Go through the entries below. Copy out every line that contains "JSON".

++++

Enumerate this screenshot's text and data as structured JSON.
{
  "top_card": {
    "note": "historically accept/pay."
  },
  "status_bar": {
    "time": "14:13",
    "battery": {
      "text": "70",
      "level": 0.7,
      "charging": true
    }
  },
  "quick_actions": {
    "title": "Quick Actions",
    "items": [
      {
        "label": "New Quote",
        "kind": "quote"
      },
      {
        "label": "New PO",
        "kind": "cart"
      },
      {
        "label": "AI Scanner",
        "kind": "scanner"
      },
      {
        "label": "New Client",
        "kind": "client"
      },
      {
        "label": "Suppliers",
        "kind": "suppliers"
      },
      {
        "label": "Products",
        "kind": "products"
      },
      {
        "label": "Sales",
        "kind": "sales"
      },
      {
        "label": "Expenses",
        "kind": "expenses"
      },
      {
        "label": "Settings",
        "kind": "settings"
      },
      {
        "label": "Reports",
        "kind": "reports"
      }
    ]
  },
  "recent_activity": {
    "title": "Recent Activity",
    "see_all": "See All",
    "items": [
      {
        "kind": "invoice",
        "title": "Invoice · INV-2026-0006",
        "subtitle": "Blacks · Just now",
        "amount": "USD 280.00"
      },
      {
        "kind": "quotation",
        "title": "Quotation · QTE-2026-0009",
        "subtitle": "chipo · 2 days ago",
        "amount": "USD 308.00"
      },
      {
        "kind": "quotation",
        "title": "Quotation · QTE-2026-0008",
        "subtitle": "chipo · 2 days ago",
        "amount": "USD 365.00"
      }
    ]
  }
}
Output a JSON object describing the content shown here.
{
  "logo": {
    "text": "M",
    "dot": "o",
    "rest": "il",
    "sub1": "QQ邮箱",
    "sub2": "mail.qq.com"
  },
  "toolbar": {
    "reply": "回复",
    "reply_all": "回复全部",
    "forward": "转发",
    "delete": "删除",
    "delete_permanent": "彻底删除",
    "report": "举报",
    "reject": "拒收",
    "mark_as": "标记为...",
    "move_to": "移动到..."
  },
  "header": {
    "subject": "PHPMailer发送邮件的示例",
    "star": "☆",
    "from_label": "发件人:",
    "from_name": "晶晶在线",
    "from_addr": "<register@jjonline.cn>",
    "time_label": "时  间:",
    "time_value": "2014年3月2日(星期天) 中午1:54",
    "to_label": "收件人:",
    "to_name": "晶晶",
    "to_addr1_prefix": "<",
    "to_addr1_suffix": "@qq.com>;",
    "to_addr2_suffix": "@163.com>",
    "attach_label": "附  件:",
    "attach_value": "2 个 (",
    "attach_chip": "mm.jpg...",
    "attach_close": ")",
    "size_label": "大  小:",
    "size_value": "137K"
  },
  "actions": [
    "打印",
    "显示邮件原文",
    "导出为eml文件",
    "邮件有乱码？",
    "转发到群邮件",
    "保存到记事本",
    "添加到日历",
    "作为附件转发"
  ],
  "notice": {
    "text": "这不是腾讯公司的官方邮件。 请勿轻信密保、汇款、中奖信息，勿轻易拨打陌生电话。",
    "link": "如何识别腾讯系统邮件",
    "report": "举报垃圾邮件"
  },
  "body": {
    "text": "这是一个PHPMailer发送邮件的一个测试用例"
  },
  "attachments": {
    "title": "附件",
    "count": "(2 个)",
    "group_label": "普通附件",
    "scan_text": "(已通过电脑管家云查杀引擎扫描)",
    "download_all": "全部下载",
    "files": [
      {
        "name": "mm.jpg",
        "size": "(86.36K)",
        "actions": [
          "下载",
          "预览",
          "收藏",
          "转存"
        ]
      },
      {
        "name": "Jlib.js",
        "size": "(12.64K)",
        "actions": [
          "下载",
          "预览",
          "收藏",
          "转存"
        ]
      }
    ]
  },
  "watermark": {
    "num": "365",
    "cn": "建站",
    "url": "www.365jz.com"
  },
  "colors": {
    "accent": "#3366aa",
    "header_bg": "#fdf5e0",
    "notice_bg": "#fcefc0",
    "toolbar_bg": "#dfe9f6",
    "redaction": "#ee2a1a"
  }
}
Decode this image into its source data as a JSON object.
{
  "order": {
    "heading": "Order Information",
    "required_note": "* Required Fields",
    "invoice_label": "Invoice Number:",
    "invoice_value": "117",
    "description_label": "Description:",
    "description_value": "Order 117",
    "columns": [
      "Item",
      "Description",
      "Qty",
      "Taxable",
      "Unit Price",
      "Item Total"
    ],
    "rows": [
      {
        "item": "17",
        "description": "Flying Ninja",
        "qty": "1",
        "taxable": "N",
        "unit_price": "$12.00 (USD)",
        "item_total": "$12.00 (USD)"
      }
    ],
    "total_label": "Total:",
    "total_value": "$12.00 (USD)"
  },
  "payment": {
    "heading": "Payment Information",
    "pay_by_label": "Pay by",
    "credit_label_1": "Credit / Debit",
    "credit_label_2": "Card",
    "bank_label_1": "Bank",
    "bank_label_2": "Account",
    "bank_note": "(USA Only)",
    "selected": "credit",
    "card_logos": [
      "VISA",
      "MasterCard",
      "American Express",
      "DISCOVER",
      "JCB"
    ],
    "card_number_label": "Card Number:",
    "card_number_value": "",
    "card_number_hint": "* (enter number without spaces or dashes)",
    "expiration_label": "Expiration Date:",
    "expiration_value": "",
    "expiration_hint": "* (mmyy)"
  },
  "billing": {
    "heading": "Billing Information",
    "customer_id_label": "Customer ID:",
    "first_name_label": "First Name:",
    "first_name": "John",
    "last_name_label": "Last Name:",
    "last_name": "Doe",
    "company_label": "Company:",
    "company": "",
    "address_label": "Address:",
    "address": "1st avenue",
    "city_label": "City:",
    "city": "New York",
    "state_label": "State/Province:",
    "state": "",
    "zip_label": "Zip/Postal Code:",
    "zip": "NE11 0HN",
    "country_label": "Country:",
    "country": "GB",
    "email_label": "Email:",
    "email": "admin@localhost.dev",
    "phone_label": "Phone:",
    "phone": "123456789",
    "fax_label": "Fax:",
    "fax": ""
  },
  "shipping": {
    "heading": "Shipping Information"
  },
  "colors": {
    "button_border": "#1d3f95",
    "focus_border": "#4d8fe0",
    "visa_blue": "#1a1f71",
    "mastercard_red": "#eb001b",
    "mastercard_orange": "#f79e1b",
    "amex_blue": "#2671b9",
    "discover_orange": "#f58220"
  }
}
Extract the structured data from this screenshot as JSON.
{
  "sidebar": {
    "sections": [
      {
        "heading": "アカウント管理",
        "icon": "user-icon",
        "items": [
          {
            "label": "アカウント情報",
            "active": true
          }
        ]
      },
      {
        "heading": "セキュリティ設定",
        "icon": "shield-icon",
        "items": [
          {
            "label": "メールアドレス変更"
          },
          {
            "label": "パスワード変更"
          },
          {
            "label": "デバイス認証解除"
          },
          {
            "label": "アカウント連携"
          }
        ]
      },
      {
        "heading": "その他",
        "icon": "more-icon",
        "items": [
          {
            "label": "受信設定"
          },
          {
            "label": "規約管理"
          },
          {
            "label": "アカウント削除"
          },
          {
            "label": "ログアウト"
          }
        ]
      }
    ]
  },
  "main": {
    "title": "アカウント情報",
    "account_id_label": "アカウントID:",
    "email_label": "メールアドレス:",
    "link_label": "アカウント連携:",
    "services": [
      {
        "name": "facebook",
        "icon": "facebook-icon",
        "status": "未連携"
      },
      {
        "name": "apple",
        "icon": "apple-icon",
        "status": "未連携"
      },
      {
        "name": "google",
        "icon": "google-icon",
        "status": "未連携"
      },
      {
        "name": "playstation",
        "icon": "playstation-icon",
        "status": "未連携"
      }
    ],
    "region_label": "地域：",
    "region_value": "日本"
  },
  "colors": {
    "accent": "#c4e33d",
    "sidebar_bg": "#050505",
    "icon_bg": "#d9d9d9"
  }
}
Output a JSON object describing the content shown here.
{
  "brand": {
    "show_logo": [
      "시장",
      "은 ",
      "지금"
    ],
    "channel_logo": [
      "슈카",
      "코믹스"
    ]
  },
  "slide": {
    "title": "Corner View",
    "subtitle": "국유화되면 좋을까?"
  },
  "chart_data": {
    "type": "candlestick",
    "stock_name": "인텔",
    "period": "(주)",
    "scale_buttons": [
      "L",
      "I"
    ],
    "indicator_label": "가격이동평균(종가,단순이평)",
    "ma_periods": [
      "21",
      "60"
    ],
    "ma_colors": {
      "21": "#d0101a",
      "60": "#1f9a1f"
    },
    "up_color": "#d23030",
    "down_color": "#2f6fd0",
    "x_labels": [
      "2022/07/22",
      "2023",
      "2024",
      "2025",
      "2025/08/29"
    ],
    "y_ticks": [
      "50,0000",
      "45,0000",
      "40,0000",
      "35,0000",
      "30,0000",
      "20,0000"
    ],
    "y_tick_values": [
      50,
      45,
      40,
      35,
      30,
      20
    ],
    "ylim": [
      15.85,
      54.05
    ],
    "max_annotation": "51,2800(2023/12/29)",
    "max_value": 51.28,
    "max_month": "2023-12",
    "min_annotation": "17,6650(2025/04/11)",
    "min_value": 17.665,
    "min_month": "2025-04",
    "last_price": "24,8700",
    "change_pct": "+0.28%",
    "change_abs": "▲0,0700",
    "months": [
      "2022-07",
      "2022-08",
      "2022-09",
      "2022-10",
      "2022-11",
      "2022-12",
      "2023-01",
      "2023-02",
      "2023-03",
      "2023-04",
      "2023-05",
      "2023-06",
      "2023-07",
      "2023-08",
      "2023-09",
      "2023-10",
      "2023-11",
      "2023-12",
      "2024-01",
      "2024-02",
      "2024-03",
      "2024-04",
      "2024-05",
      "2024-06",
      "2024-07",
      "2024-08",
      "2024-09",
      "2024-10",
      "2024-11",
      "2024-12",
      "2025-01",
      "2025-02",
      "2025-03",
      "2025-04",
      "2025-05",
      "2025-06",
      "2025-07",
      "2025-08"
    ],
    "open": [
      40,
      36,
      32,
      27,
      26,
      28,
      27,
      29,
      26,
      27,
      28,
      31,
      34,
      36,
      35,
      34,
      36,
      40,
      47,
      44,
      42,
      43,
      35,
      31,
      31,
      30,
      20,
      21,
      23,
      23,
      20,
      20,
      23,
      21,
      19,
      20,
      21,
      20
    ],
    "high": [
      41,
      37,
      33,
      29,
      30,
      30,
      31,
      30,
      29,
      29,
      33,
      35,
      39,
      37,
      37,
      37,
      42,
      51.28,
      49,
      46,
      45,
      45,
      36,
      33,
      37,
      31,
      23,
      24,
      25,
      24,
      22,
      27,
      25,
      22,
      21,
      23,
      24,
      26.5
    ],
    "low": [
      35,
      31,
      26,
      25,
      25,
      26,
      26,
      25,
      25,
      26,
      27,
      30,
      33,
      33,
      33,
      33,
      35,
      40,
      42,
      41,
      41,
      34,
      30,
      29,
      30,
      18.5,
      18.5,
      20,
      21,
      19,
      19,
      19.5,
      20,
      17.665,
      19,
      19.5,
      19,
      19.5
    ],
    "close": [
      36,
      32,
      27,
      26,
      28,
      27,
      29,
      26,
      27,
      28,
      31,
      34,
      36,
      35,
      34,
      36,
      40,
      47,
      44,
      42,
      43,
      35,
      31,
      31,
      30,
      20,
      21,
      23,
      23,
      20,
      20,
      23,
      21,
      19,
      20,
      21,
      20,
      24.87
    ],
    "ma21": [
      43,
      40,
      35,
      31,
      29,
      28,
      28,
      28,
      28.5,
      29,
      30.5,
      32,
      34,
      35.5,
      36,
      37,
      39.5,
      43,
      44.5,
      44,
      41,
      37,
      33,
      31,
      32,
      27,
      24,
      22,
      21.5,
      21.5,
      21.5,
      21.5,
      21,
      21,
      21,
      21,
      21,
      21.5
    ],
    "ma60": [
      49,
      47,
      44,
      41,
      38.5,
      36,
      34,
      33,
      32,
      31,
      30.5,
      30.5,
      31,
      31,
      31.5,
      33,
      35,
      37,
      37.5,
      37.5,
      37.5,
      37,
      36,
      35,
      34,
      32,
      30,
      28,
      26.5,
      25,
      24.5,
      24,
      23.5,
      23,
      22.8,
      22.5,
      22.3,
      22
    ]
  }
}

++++

Output of the task:
Enumerate this screenshot's text and data as structured JSON.
Output a JSON object describing the content shown here.
Decode this image into its source data as a JSON object.
Extract the structured data from this screenshot as JSON.
Output a JSON object describing the content shown here.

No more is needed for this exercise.